William Wordsworth wrote his sonnet "On the Projected Kendal and Windermere Railway" on October 12, 1844. He was 74-years-old and living in his beloved Lake District of England. Wordsworth revered nature and his peaceful home, Dove Cottage. He fiercely objected to the advancement of the railway to the area and wrote a poem, letters, and eventually collected them into a pamphlet. The poem was originally printed in the Carlisle Journal, which can be seen here.
On the Projected Kendal and Windermere Railway
Is there no nook of English ground secure
From rash assault? Schemes of retirement sown
In youth, and 'mid the busy world kept pure
As when their earliest flowers of hope were blown,
Must perish;‐‐how can they this blight endure?

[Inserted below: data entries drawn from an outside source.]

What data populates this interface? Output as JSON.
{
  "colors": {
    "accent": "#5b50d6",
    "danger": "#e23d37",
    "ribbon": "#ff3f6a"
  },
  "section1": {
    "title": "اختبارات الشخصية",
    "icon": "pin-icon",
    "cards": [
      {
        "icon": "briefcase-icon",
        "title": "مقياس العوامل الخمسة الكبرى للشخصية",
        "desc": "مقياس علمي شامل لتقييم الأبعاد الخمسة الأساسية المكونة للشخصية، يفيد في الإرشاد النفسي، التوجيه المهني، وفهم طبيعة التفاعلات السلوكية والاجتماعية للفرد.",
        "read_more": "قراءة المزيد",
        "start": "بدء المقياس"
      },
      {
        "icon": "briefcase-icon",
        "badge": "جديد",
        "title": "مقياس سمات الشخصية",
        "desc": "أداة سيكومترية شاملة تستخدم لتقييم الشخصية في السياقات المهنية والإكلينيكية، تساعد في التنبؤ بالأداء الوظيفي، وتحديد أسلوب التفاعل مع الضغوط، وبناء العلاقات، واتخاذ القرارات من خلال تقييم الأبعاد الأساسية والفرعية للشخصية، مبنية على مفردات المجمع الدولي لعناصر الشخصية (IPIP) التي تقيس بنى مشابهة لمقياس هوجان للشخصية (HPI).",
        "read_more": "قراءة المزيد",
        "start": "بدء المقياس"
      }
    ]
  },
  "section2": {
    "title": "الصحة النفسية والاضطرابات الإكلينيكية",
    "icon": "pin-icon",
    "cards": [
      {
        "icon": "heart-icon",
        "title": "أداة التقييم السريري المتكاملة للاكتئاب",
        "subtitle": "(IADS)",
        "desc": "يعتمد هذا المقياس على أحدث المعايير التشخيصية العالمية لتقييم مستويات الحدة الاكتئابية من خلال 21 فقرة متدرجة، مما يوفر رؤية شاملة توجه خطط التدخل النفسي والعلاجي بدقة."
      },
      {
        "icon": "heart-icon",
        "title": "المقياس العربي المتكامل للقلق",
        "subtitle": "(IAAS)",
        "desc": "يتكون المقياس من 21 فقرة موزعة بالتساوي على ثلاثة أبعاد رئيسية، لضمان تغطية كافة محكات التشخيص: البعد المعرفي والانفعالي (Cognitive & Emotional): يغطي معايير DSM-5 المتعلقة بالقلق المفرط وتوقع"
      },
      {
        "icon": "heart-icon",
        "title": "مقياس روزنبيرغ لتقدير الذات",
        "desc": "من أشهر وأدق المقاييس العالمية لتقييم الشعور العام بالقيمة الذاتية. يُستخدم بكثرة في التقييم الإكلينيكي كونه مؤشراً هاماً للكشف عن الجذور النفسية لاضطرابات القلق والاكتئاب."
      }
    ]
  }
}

And must he too the ruthless change bemoan
Who scorns a false utilitarian lure
Mid his paternal fields at random thrown?
Baffle the threat, bright Scene, from Orresthead
Given to the pausing traveller's rapturous glance:
Plead for thy peace, thou beautiful romance
Of nature; and, if human hearts be dead,
Speak, passing winds; ye torrents, with your strong
And constant voice, protest against the wrong.
In one of his letters, Wordsworth responds to the proposal by humbly explaining that members of the working class would not have the capacity to appreciate the “beauty” and “character of seclusion and retirement” that the Lakes District had to offer. He states quite plainly that “a vivid perception of romantic scenery is neither inherent in mankind, nor a necessary consequence of a comprehensive education.”
Keep in mind that Wordsworth is largely responsible for people taking an interest in the Lake District. Much of his poetry focuses on the beauty of the area and he also wrote a guidebook about it. And now he was insulting his readers and the general population. Wordsworth was dismayed people took his letter this way. He wrote to a friend:
“They actually accuse me of desiring to interfere with the innocent enjoyments of the poor, by preventing this district becoming accessible to them by a railway.”
Wordsworth tried to explain himself better in his second letter to The Morning Post with the following:
"The scope pf the main argument, it will be recollected, was to prove that the perception of what has acquired the name of picturesque and romantic scenery is so far from being intuitive, that it can be produced only by a slow and gradual process of culture."
He didn't succeed in correcting people's opinion of his viewpoint, or in stopping the railway.
Another author (after Wordsworth's time), did manage to help preserve the Lake District. Beatrice Potter lived in the area too, and she purchased parcels of land to ward off developers. When she died in 1943, she donated over 4,000 acres to the National Trust. Watch the video below to take in the beauty of the Lake District.
Wordsworth began his guide with: "I know not how to give the reader a distinct image of [the main outlines of the country] more readily, than by requesting him to place himself with me, in imagination, upon some given point; let it be the top of either of the mountains, Great Gavel, or Scawfell; or, rather, let us suppose our station to be a cloud hanging midway between those two mountains."
I was going to attempt my own map of the area based on Wordsworth's time period, but there is already a great one on the Romantics Circle website found here. The map was created using geospatial technologies. Two historical overlays can be viewed. One is the map Wordsworth included in his guide, and the other is Smith's New and Accurate Map of the Lakes in the Counties of Cumberland, Westmoreland, and Lancaster, printed in 1800. The map at Romantic Circles also contains placemarks mentioned in the guide.